Back in the 1970s and even into the 1980s, pulling the trigger on an antlerless deer was almost unheard of. But today, more and more hunters are realizing that managing doe numbers is essential for a healthy deer herd.

So yes, you can have too many does on your property. And while it might seem counterintuitive, reducing doe numbers can actually help improve overall deer populations in the long run.

What is the buck to doe ratio at birth for a given DOE?

Approximately 50 percent of fawns born each year are bucks. So, for every doe that gives birth, there is approximately a 50/50 chance that the fawn will be a buck. However, the population now has 120 does and 31 bucks — a 4:1 ratio. This means that there are more does than bucks in the population overall. Biologically, having more does than bucks is still a rather skewed ratio, but it illustrates how quickly things can balance out when even a limited number of does are harvested each year. Adding even a limited doe harvest to the equation can help to make things even more favorable for bucks in terms of population ratios.

Will a buck respond to a fawn call?
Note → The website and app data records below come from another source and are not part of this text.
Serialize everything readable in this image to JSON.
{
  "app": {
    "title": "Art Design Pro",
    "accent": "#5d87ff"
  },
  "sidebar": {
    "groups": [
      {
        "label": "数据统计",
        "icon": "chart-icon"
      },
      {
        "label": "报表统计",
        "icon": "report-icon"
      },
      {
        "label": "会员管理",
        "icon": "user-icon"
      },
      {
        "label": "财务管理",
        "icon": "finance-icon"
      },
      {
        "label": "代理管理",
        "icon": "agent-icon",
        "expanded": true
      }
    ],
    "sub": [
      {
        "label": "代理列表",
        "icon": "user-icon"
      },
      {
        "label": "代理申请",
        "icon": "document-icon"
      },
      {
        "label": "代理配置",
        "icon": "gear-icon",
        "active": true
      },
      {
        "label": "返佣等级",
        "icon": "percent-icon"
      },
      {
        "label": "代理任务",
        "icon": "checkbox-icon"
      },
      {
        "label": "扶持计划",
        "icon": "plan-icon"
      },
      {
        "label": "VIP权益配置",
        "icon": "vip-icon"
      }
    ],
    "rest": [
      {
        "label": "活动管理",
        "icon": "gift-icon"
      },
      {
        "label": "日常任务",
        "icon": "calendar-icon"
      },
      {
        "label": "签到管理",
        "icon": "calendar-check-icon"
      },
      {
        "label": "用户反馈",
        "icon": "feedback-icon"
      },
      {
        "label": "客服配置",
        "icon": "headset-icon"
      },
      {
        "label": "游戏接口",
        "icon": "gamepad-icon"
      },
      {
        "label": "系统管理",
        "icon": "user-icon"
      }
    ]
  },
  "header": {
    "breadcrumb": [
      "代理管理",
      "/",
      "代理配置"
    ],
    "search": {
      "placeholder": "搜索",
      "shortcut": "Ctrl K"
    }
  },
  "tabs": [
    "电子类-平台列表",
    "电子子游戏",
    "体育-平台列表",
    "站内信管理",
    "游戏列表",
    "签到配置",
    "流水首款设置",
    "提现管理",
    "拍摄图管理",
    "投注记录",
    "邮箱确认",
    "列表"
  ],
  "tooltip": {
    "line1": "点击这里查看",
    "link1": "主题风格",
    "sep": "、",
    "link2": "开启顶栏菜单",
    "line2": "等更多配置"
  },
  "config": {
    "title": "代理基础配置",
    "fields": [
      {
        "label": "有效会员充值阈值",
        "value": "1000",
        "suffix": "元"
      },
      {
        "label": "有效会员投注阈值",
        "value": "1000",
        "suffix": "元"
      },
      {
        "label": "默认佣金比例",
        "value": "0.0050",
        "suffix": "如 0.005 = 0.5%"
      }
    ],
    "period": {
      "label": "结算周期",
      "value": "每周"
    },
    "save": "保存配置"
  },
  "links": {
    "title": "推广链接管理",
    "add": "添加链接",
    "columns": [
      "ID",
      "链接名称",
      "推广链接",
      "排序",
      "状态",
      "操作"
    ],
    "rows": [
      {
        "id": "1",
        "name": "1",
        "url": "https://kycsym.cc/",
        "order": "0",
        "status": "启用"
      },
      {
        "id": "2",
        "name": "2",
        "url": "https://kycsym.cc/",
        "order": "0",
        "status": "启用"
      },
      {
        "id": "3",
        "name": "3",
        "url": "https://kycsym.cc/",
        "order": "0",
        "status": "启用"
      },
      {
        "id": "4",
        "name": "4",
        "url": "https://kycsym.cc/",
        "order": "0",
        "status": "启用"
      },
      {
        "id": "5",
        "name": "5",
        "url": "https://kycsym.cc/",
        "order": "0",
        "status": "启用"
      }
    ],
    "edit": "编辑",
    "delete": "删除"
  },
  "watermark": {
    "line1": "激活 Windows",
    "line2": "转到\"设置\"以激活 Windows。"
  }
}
If you’re looking to fill an early season doe tag, or to possibly bring some pre-rut does in with a prowling buck on their tail, you can use the Fawn Bleat call by Bone Collector. Typically, does will respond to this call regardless if they have fawns with them or not.